What: Shares of Corenergy Infrastructure Trust Inc (NYSE:CORR) were under pressure today, after the company announced an asset acquisition from Energy XXI Ltd (NASDAQOTH:EXXIQ). Under the terms of the deal, Corenergy agreed to pay $245 million in cash for Energy XXI's Grand Isle Gathering System, or GIGS, which is a subsea, midstream pipeline system for offshore oilfields in the Gulf of Mexico. Further, as a result of the deal, Corenergy announced that it will raise its annualized dividend rate from $0.54 to $0.60 per share.
So what: GIGS is a critical infrastructure asset supporting oil production from seven fields in the gulf, six of which are operated by Energy XXI and one by ExxonMobil (NYSE:XOM). As a result of this transaction, Energy XXI will continue to operate the system, which it will lease from Corenergy under a long-term triple-net lease. That lease contains minimum rent plus variable rent, with an annual minimum rent payment of $40.5 million.

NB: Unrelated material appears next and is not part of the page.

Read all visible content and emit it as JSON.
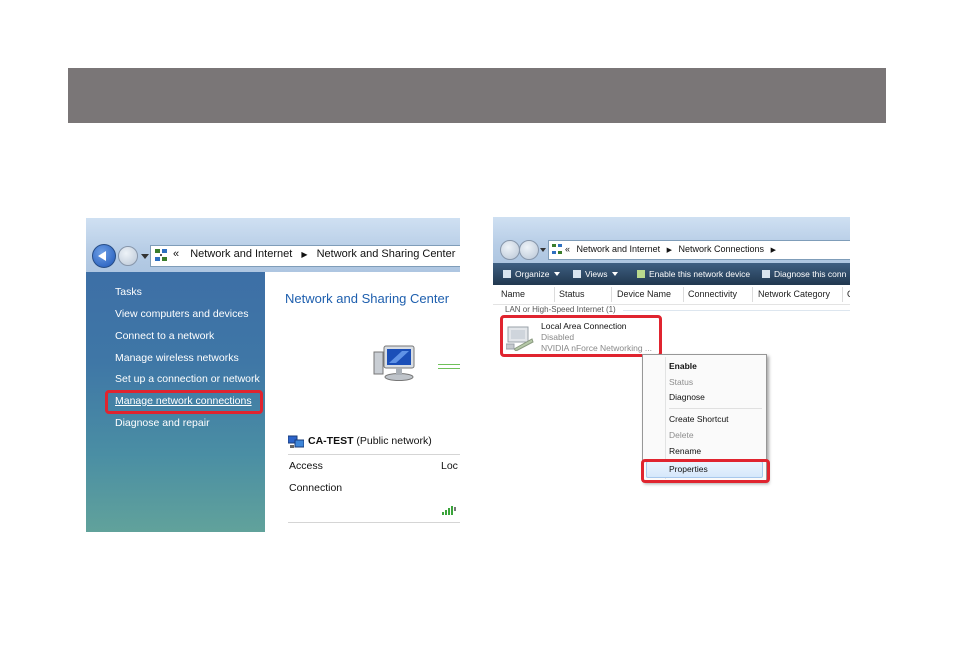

It's the type of asset that Corenergy wants to own, as it's an ideal fit within its REIT structure. Further, unlike its last deal, this one is very accretive to its dividend, which is increasing as soon as the deal closes.
Now what: While the acquisition looks solid on the surface, there are two reasons investors are selling off the stock. First, this is a very large deal for Corenergy, as its current enterprise value is just over $400 million. As such, this one asset will represent a big part of its portfolio. Further, Energy XXI is a financially stressed energy company, which is why it needed to sell this asset to raise cash in the first place. Because of its weak financial condition, there's a risk that it might not be able to make its minimum rent payments if the oil market were to weaken materially. That said, the deal is expected to pay big dividends for Corenergy's investors, as long as everything goes according to plan.
Matt DiLallo owns shares of CorEnergy Infrastructure Trust. The Motley Fool owns shares of ExxonMobil. Try any of our Foolish newsletter services free for 30 days. We Fools may not all hold the same opinions, but we all believe that considering a diverse range of insights makes us better investors. The Motley Fool has a disclosure policy.